Overweight or obese horses are at the same types of health risks as overweight humans, dogs and any other type of animal. Since in the wild horses would be continually required to graze and forage, the chance of a horse in the wild becoming obese is almost non-existent. In captivity, horses are restricted to small areas, fed high carbohydrate, protein and fat diets, and only exercised for small periods of time per day, all leading to obesity problems.
Obesity puts more strain on all the various aspects of the horse's body from breathing and respiration through to digestion and cardiac functioning. The more weight the horse is carrying the greater the stress will be on the cardiac and respiratory system, especially when the horse is being exercised. Since obese horses rarely get routine exercise, this difference in respiration and heart rate, especially in hot or humid weather can quickly lead to heat stroke and heat intolerance. The excessive body weight will also prevent the dissipation of heat in the natural body cooling process, further leading to problems with heat stroke and stress.
The more that the horse weighs the greater the chance of leg and joint problems. Additional weight places greater pressure on the ligaments and tendons, as well as on the hoofs themselves. Obese horses often develop osteoarthritis as they age due to wear and tear on the joints and poor muscle tone compared to the overall body weight. Obese horses have a greater chance of developing back problems and sway backs as they mature and age.
Horses and ponies that are obese have more likelihood of developing colic, laminitis and founder, especially when placed on lush pastures or fed good quality supplements outside of the regular ration. Owners may not realize that they are putting these ponies and horses in greater risk by actually overfeeding them to begin with. Colic, a digestive problem, can occur because of gas build up, digestion problems and blockages that are more problematic in overweight horses.
Ponies are actually more prone to becoming obese than horses. This is because many of the pony breeds were developed and bred to adjust to very poor grazing conditions and their metabolisms have slowed down to allow them live on very low quality and quantity feeds. When these ponies are brought to areas where there are high quality pastures and supplements, the pony's metabolism still works the same as when he or she was on poor pasture or how it has been genetically geared to work.
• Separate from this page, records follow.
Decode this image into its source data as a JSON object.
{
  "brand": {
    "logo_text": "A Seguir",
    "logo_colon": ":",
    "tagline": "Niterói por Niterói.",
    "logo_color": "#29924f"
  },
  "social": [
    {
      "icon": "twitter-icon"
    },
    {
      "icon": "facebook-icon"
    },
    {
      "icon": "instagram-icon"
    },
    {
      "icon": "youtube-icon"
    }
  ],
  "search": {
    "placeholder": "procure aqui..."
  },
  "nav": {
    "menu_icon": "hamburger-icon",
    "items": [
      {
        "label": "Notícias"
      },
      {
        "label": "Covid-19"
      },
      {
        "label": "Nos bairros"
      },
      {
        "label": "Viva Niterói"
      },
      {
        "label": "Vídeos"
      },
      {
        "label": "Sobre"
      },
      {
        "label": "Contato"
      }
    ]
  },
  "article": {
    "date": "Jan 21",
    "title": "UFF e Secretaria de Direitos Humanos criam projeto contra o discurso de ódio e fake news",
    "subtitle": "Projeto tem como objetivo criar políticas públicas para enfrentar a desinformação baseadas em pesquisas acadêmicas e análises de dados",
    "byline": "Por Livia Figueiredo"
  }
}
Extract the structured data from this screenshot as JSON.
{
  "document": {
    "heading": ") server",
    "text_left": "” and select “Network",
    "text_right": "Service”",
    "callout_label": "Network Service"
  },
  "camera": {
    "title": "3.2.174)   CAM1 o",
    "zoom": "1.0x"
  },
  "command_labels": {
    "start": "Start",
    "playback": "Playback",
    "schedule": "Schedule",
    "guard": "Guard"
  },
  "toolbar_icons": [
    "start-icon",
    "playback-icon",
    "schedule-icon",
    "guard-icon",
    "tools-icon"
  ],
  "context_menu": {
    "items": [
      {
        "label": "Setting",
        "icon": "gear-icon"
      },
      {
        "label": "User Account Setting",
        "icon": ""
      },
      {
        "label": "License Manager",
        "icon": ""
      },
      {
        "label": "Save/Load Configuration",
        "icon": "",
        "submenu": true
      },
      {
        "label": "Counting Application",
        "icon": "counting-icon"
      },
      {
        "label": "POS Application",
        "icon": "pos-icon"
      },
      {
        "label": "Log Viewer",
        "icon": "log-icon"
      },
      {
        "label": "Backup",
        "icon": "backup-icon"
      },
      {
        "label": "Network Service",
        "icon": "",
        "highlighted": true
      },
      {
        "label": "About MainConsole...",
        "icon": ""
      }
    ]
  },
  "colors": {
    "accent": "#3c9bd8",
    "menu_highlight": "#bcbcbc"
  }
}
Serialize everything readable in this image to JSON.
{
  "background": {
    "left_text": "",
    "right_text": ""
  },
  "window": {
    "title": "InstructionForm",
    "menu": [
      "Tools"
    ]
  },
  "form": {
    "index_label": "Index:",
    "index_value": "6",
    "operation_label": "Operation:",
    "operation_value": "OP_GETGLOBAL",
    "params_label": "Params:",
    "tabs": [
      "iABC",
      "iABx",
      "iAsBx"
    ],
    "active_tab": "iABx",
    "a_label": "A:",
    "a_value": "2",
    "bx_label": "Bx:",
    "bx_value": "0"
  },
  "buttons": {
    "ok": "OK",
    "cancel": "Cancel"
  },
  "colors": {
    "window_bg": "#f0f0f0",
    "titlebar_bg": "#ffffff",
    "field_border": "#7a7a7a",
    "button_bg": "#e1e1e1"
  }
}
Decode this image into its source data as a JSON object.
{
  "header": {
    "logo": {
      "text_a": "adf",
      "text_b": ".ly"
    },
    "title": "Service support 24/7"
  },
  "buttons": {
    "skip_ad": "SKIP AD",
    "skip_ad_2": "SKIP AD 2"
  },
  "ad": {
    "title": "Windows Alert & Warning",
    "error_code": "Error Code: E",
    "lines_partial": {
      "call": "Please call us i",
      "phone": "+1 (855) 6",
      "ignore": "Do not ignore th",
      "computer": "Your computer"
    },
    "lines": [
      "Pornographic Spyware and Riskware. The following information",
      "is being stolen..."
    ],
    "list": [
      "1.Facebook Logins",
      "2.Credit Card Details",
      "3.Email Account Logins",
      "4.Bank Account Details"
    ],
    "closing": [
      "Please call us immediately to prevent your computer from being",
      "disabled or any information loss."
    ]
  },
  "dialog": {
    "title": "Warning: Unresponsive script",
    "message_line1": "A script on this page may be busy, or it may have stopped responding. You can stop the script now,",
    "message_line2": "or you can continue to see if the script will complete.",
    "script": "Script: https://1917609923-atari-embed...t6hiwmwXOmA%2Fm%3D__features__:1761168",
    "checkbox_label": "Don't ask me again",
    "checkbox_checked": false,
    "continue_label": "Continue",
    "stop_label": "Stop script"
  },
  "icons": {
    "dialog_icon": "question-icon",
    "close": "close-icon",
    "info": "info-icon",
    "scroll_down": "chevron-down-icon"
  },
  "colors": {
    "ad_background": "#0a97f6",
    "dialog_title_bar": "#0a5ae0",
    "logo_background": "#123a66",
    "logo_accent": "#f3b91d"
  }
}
Even moderate amounts of high quality feeds can cause a pony to gain weight in a very short amount of time.
Careful monitoring of your horse's weight and diet as well as regular exercise is very important to ensuring that obesity is not a problem in your horse or pony.